    Example – In the below example, we have passed address as keyword argument which raises an error.
>>> def bio(name,address,/):
...     print(name,'resides at',address)
...
>>> bio('TOPICTRICK',address = 'www.topictrick.com')
Traceback (most recent call last):
File "", line 1, in 
TypeError: bio() got some positional-only arguments passed as keyword arguments: 'address'


>>> bio('TOPICTRICK',address = 'www.topictrick.com')
TOPICTRICK resides at www.topictrick.com
 
  • Keyword-Only Arguments :- All the parameter after ‘*’ are passed as keyword only. You cannot pass them as positional argument.
    Example – In the below example, we have passed name as positional argument which raises an error.
>>> def bio(*,name,address):
...     print(name,'resides at',address)
...
>>> bio('TOPICTRICK',address = 'www.topictrick.com')
Traceback (most recent call last):
File "<stdin>", line 1, in <module>
TypeError: bio() takes 0 positional arguments but 1 positional argument (and 1 keyword-only argument) were given

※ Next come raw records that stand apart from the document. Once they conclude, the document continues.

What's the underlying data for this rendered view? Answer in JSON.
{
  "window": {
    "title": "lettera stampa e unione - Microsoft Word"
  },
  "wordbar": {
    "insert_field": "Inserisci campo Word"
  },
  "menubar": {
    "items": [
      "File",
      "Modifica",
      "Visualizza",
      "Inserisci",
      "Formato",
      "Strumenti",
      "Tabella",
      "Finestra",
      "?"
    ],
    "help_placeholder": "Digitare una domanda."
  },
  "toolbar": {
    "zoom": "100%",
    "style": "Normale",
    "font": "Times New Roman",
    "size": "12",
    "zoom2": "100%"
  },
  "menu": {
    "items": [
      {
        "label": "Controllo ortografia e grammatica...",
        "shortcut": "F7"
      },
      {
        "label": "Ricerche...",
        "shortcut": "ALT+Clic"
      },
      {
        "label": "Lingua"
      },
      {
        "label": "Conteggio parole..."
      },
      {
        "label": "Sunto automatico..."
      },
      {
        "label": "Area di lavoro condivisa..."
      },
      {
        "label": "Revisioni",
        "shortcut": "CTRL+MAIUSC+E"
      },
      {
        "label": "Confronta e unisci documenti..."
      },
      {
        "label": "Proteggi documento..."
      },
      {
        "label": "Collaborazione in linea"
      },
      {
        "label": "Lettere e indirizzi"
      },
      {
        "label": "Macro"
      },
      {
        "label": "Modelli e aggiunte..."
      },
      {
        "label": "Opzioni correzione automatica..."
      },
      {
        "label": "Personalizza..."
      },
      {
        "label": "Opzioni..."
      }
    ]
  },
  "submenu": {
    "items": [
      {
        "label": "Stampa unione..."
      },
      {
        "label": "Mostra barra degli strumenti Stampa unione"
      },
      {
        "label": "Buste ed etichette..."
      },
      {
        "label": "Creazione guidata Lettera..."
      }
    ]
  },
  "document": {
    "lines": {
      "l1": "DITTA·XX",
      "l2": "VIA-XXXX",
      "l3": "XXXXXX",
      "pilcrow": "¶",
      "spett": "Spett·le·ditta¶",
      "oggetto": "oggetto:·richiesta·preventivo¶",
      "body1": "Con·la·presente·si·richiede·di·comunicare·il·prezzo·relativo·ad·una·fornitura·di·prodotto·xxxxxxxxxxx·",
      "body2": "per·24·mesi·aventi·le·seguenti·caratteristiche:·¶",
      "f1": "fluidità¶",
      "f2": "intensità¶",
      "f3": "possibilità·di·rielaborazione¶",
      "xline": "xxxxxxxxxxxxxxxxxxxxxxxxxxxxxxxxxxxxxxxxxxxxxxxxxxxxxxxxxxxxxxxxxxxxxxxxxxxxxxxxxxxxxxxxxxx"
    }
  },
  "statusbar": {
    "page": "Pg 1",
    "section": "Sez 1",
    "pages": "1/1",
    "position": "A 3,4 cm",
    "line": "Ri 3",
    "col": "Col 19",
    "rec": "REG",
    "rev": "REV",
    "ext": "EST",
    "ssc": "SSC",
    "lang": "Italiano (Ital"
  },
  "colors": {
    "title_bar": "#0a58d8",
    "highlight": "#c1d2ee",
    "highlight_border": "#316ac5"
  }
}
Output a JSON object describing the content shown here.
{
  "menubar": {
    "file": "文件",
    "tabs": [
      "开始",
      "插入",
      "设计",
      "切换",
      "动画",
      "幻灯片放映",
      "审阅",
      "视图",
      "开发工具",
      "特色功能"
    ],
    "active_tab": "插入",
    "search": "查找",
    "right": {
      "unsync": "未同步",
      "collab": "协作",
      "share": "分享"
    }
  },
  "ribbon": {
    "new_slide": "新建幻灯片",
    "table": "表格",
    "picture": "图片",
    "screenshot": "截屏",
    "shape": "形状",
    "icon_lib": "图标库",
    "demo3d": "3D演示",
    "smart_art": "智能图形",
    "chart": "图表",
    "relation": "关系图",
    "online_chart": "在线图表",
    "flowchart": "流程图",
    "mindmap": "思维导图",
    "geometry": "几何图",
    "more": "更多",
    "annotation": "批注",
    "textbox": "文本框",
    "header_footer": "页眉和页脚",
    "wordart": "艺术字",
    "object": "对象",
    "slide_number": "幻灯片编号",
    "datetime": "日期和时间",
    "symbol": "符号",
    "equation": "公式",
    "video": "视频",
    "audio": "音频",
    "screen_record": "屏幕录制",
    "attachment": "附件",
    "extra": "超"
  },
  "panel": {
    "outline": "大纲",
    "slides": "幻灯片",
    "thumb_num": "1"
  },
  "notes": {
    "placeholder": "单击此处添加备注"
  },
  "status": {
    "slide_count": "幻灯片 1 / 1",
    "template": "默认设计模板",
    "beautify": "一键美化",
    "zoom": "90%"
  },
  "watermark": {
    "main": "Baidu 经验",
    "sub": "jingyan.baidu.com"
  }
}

>>> bio(name = 'TOPICTRICK',address = 'www.topictrick.com')
TOPICTRICK resides at www.topictrick.com

Anonymous Function (lambda expression)

These are small anonymous function i.e. they are not declared as standard Python function. lambda keyword is used to declare these type of function.

  • An anonymous function can take multiple arguments but return only one value in form of expression.
  • They cannot contain multiple lines in body.
  • These are just function object .Hence, cannot be printed out using print statement directly.

These are used where function objects are passed and the function body contains a one-line code.

Example#1 : – In sort method, the key parameter takes a function object which applies on every element of sequence. The list is sorted according to the key.In our example ,we have a list of tuples and we want to sort the list acc. to second element of tuple.

lambda x: x[1] creates a functional object which takes tuple as an argument and select its second element as the key.

>>> l1 = [(1,2),(5,3),(8,-1),(2,11)]
>> l1.sort(key = lambda x:x[1])
>>> print(l1)
[(8, -1), (1, 2), (5, 3), (2, 11)]

Example#2 – Create a function which takes two integer as argument and return their sum

>>> add = lambda x,y : x+y
>>> print(add(1,2))
3

Return Statement

A returnstatement indicates the end of the function. It returns an expression to the caller. A function with no value to return is same as returning None.

return statement is optional

Example#1 :- Write a python function that returns the square of an number.

>>> def square(x):
...      return x*x
...
>>> print(square(3))
9

Example#2 :- Write a function that add element in a list.

>>> def append_item(l1,x):
...      l1.append(x)
...
>>> l1 = [1,2,3]
>>> x = 4
>>> print(append_item(l1,x))
None

In the above example, None is printed as output because the append_item function doesn’t return anything so default value is returned.